S&P said the ratings reflected its view that PPC’s underlying credit metrics were broadly stable.

In June 2016, S&P took what then PPC chief executive Darryl Castle described as “sudden and severe ratings action”.

This led to PPC accelerating and increasing the quantum of a planned capital raise to R4billion that was used to repay debt funders for a guarantee extended to PPC bondholders, an existing term facility that redeemed a PPC bond in March 2016 and the redemption of black economic empowerment (BEE) debt that matures in December and to strengthen its balance sheet.

S&P said in a report published on Friday that the relative stability in PPC’s earnings before interest, tax, depreciation and amortisation (Ebitda) and margins reflected a combination of improved volume growth in its higher-margin Rest of Africa operations, with subsidiaries in Zimbabwe, Democratic Republic of Congo, and Rwanda, and suppressed demand and margins in its cement and materials business in its South African home market.

S&P said the ratings also balanced the country-related risks that PPC faced, including those related to taxation, regulation, and cash repatriation. PPC’s capital structure and liquidity management remained prudent, with the group deleveraging over the past two years.

“Its improved capital structure and liquidity profile will help mitigate the adverse effects of cyclicality in the building materials industry, especially given the relatively depressed operating environment in South Africa,” S&P said.

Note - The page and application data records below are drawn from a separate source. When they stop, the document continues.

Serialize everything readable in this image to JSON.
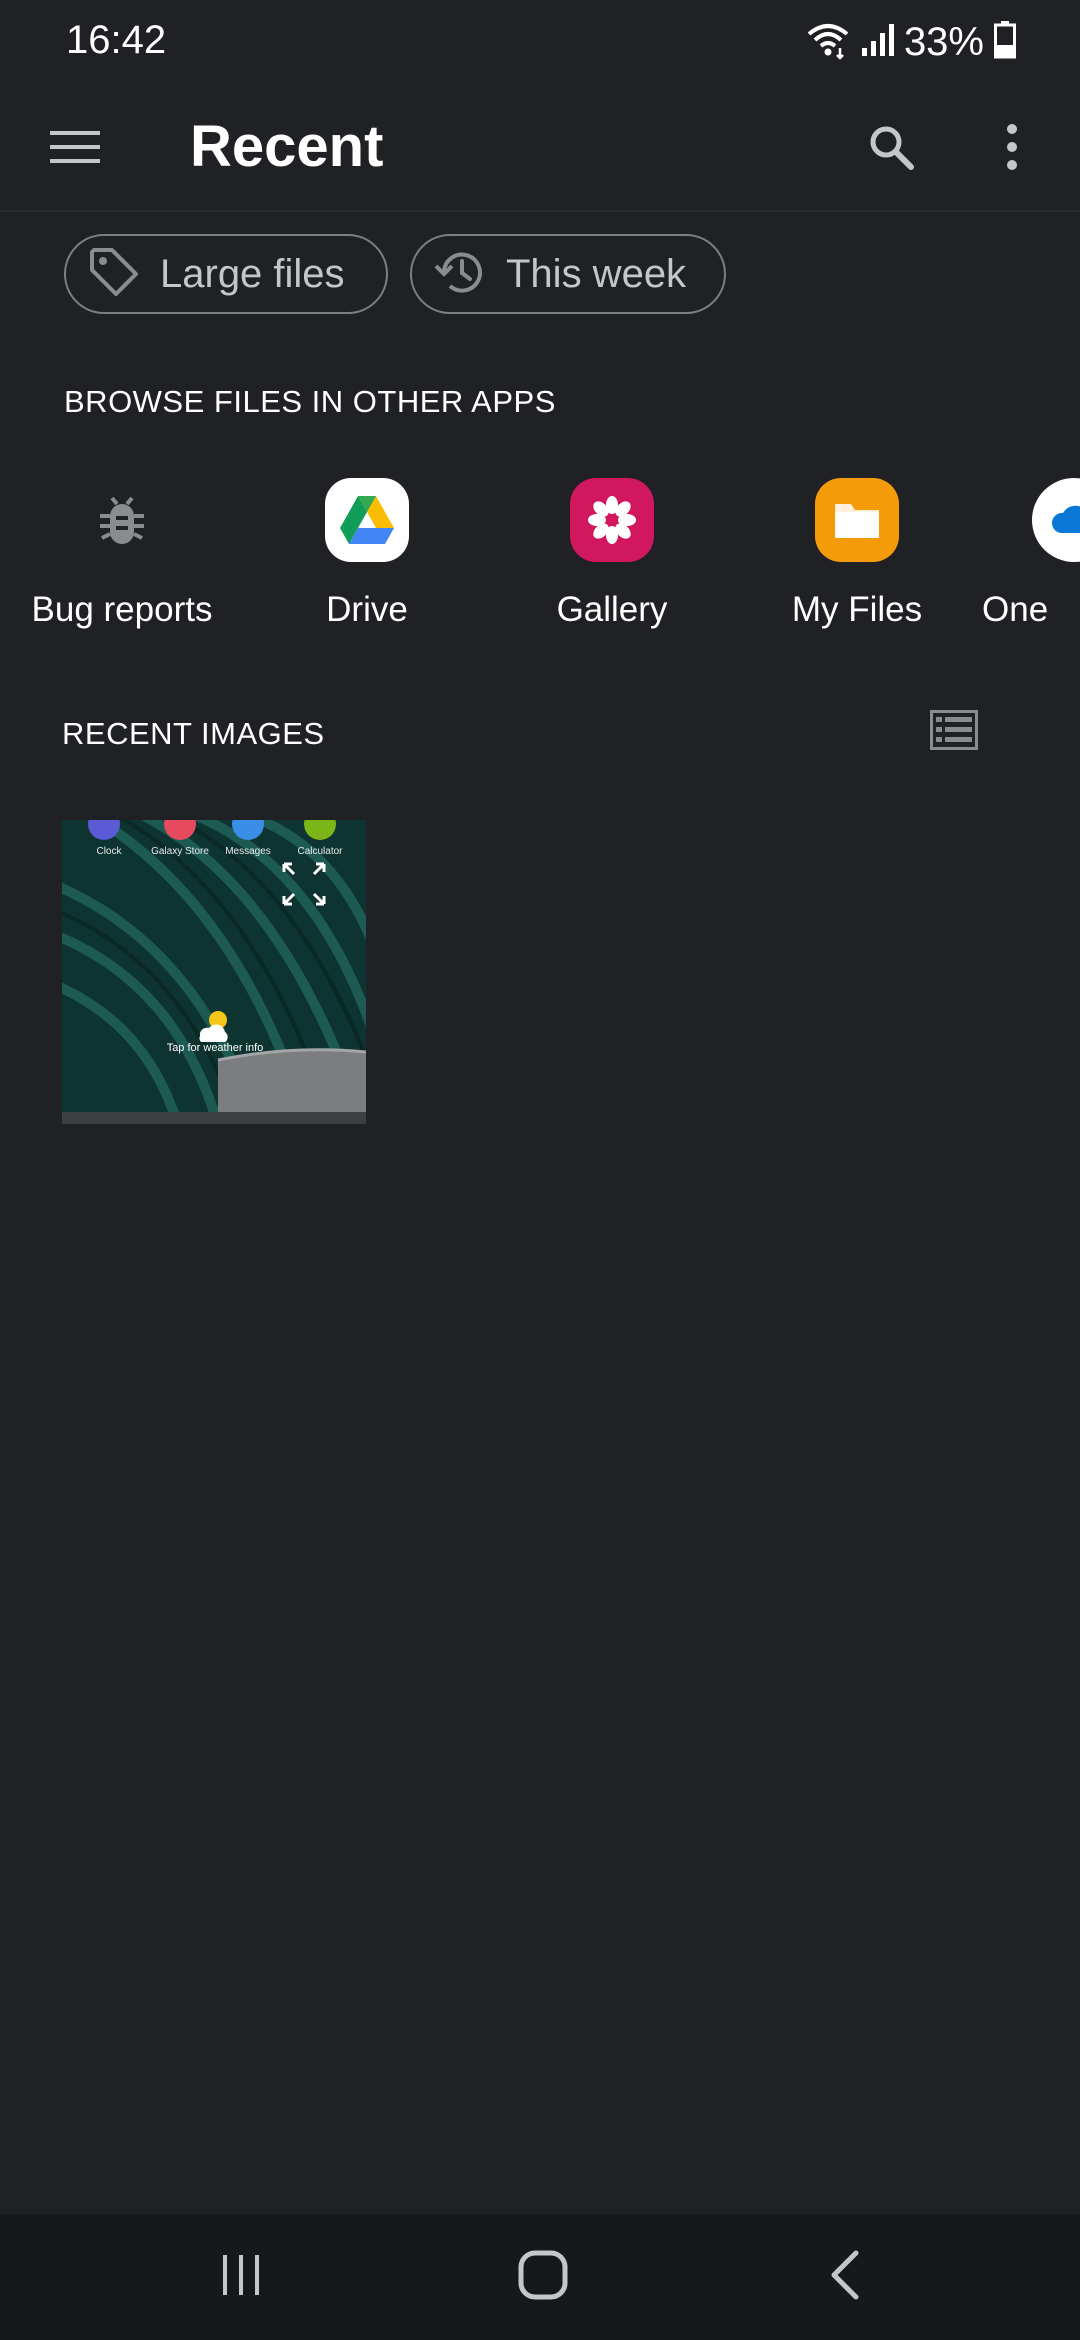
{
  "status_bar": {
    "time": "16:42",
    "battery_percent": "33%"
  },
  "app_bar": {
    "title": "Recent"
  },
  "filter_chips": [
    {
      "label": "Large files",
      "icon": "tag-icon"
    },
    {
      "label": "This week",
      "icon": "history-icon"
    }
  ],
  "browse_section": {
    "heading": "BROWSE FILES IN OTHER APPS",
    "apps": [
      {
        "label": "Bug reports",
        "icon": "bug-icon"
      },
      {
        "label": "Drive",
        "icon": "google-drive-icon"
      },
      {
        "label": "Gallery",
        "icon": "gallery-flower-icon",
        "color": "#d1175e"
      },
      {
        "label": "My Files",
        "icon": "folder-icon",
        "color": "#f59b0a"
      },
      {
        "label": "One",
        "icon": "onedrive-icon"
      }
    ]
  },
  "recent_images": {
    "heading": "RECENT IMAGES",
    "thumbnail": {
      "app_labels": [
        "Clock",
        "Galaxy Store",
        "Messages",
        "Calculator"
      ],
      "weather_text": "Tap for weather info"
    }
  },
  "colors": {
    "background": "#202124",
    "nav_background": "#17181b",
    "chip_border": "#7d7f83"
  }
}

S&P said its base case assumed PPC revenue growth of about 6percent to 8percent in its 2019 and 2020 financial year, driven by volume growth in the rest of Africa and growth in southern Africa reflecting marginal volume declines and slightly firmer prices.

It also assumed a PPC adjusted Ebitda margin of about 20percent in its 2019 and 2020 financial years from 19.5percent in 2018, capital expenditure of about R1.1bn in its 2019 and 2020 years in line with public guidance, and no dividend payments in the short term.

PPC last month reported a 114percent increase in headline earnings a share to 15c in the year to March from 7c in the previous year.

PPC shares declined 1.11percent on the JSE yesterday to close at R7.15.

- BUSINESS REPORT